- Collaborative law helps families come to an agreed and equitable division of assets without the expensive cost of litigation which oftentimes includes a “battle of the experts” on critical issues such as valuation of the assets and characterization of those assets (i.e., whether an asset is community property or separate property).
- Collaborative law limits hostile communications: thereby avoiding toxic damage to family relationships in favor of a more positive, encouraging foundation to restructure family connections after finalizing the divorce.
- Collaborative law allows for construction of outside-the-box solutions that can increase the value of assets each party receives by reducing the expenses incurred with protracted litigation.
- Participants can work with neutral professionals who can address certain aspects of the divorce.
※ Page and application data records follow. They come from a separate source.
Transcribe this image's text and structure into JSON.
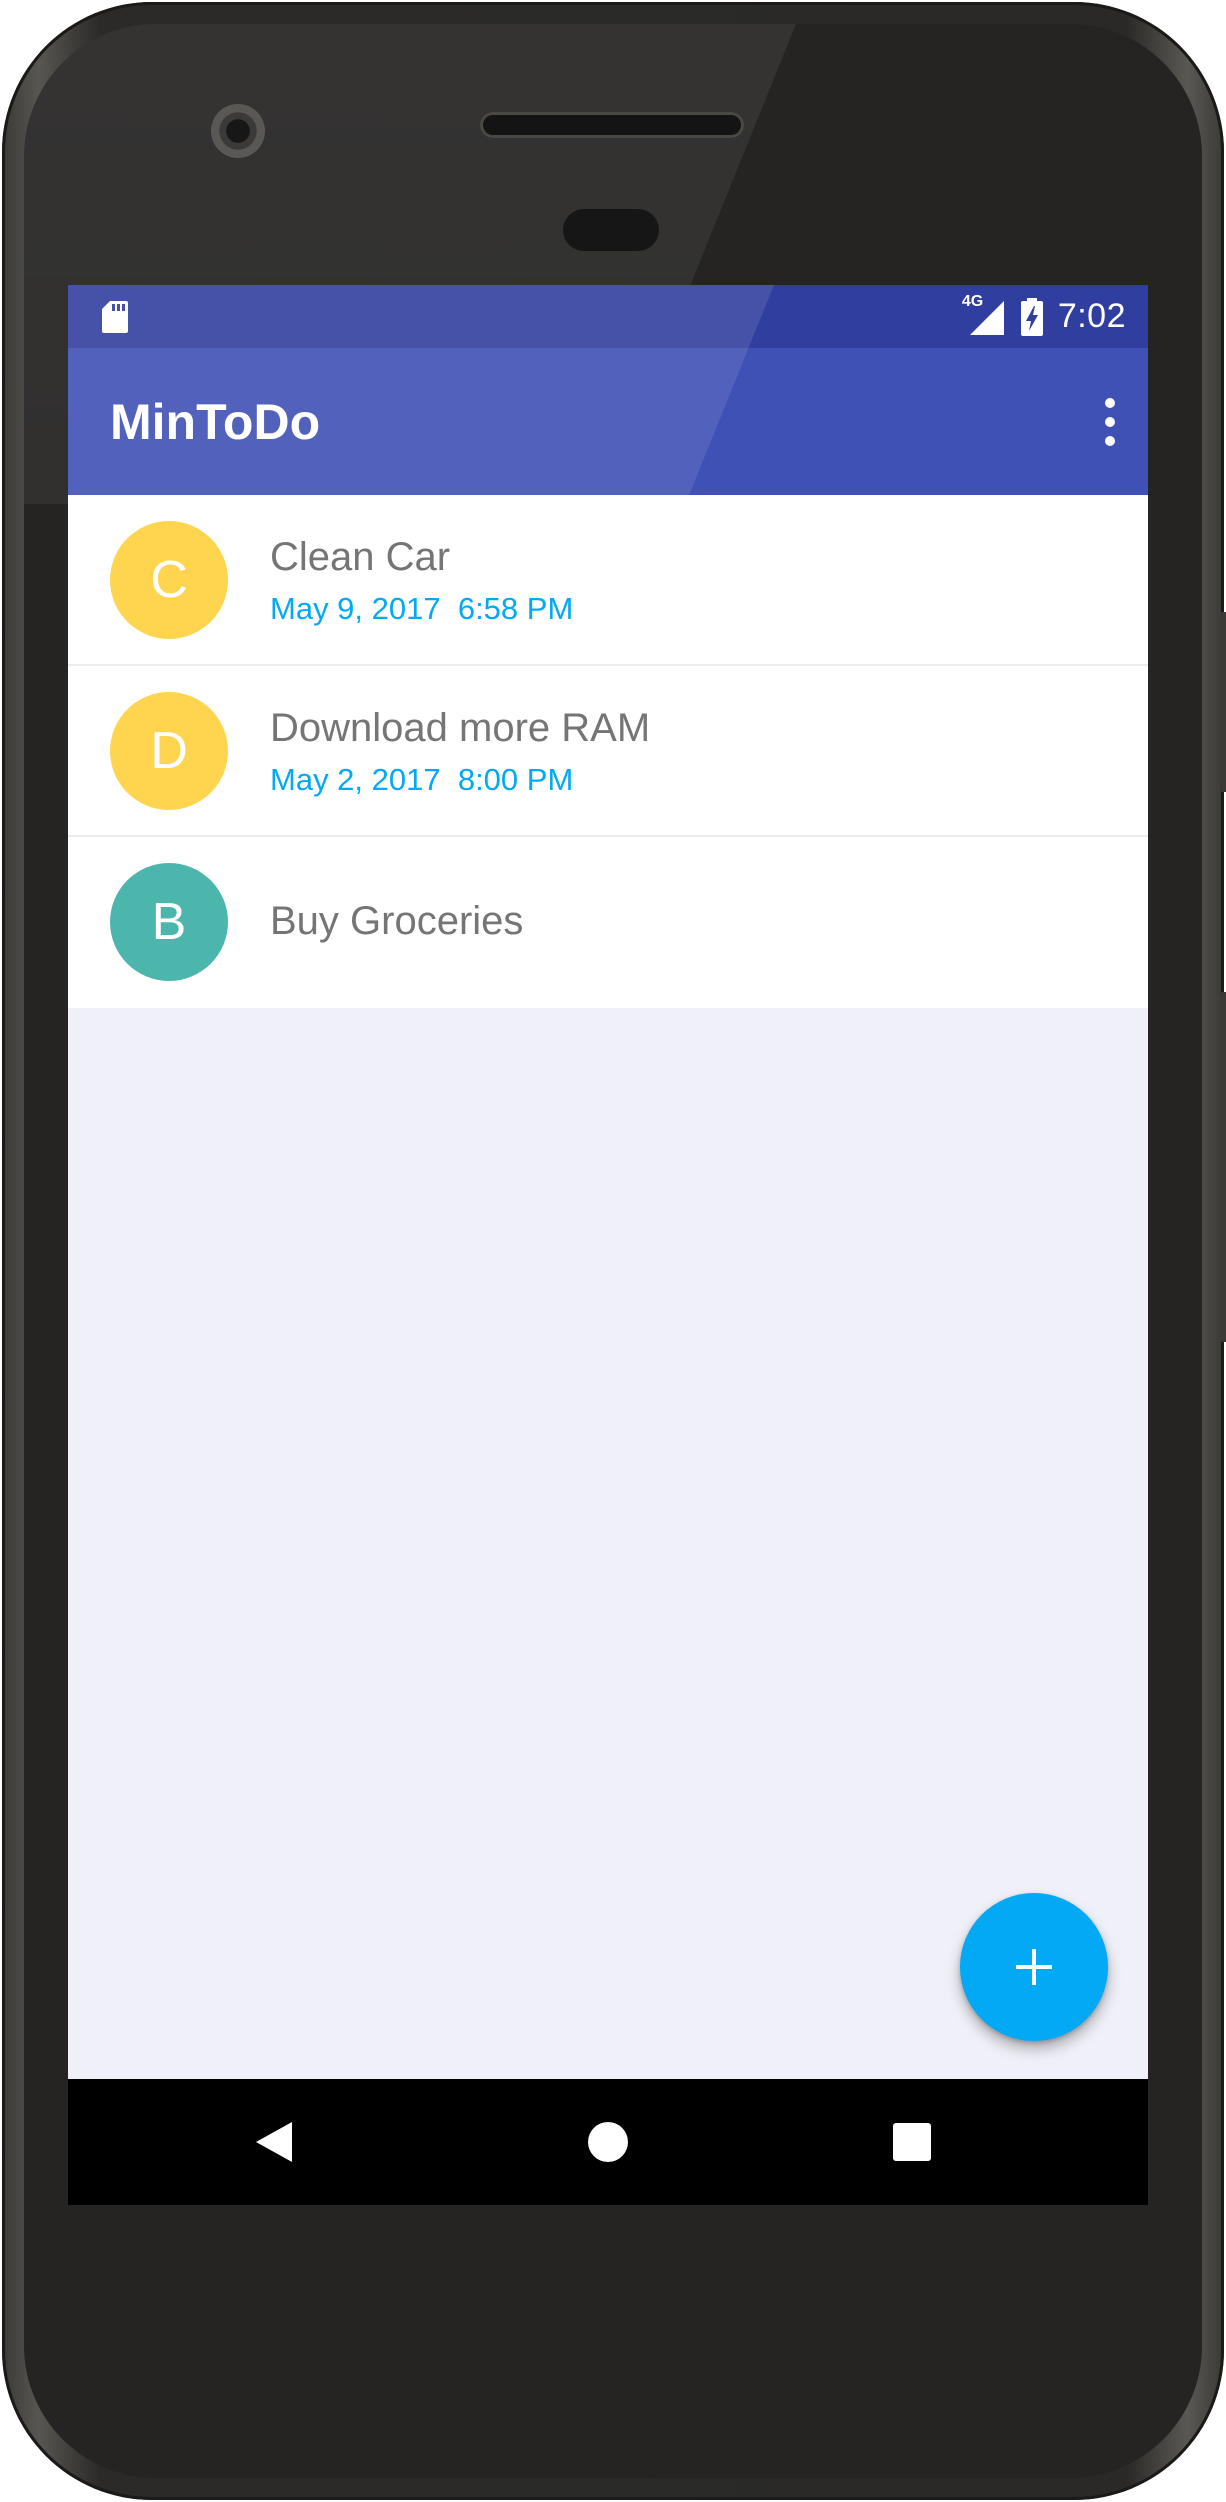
{
  "status_bar": {
    "network": "4G",
    "time": "7:02",
    "icons": [
      "sd-card-icon",
      "signal-icon",
      "battery-charging-icon"
    ]
  },
  "app_bar": {
    "title": "MinToDo",
    "overflow_icon": "more-vert-icon"
  },
  "todos": [
    {
      "initial": "C",
      "title": "Clean Car",
      "date": "May 9, 2017  6:58 PM",
      "color": "#ffd54f"
    },
    {
      "initial": "D",
      "title": "Download more RAM",
      "date": "May 2, 2017  8:00 PM",
      "color": "#ffd54f"
    },
    {
      "initial": "B",
      "title": "Buy Groceries",
      "date": "",
      "color": "#4db6ac"
    }
  ],
  "fab": {
    "icon": "add-icon",
    "color": "#03a9f4"
  },
  "nav_bar": {
    "icons": [
      "back-icon",
      "home-icon",
      "recents-icon"
    ]
  },
  "colors": {
    "primary": "#3f51b5",
    "primary_dark": "#303f9f",
    "accent": "#03a9f4",
    "background": "#eff0f8"
  }
}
A mental health professional with collaborative law training can help find the goals of the participants and help broker their parenting plan while a financial professional can help with characterization and division of assets.
- Collaborative law can resolve cases quickly and efficiently which is especially important in these uncertain times.
There is no doubt that families already in conflict are going through an even more stressful time than usual, with COVID-19 affecting the ability to go about normal life for the foreseeable future, especially with distance learning right now and many summer camps canceled. If a divorce is inevitable, then collaborative law should be considered for your case as it involves a team of professionals (an attorney for each spouse, a neutral mental health professional, and a neutral financial professional) who have your back and the best interest of your family in mind.
Chad Foster is a trusted Washington lawyer serving Snohomish and King counties with an office in Bothell. Contact us today to discuss your legal issue.